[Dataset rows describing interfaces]

☆ ☆ ☆

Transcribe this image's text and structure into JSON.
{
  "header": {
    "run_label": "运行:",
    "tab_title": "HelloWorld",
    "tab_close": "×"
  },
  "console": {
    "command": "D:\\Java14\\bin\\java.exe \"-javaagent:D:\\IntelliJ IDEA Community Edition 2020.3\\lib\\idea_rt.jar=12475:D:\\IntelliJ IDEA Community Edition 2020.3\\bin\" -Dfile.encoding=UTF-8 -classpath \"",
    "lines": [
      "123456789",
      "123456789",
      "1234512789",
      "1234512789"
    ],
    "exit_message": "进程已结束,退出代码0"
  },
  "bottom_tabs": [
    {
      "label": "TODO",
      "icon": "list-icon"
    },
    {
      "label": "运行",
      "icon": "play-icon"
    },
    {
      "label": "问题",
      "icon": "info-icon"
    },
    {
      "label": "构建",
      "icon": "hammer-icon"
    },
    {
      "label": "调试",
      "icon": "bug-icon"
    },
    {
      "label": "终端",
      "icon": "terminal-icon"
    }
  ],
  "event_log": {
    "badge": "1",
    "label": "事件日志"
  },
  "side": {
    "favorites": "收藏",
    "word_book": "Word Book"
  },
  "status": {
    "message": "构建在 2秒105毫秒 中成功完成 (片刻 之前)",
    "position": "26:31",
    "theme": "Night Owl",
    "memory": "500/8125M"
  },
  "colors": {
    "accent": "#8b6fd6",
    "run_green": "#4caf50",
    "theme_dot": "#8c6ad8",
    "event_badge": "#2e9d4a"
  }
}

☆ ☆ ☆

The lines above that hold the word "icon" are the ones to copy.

* **RESPONSE**
      "icon": "list-icon"
      "icon": "play-icon"
      "icon": "info-icon"
      "icon": "hammer-icon"
      "icon": "bug-icon"
      "icon": "terminal-icon"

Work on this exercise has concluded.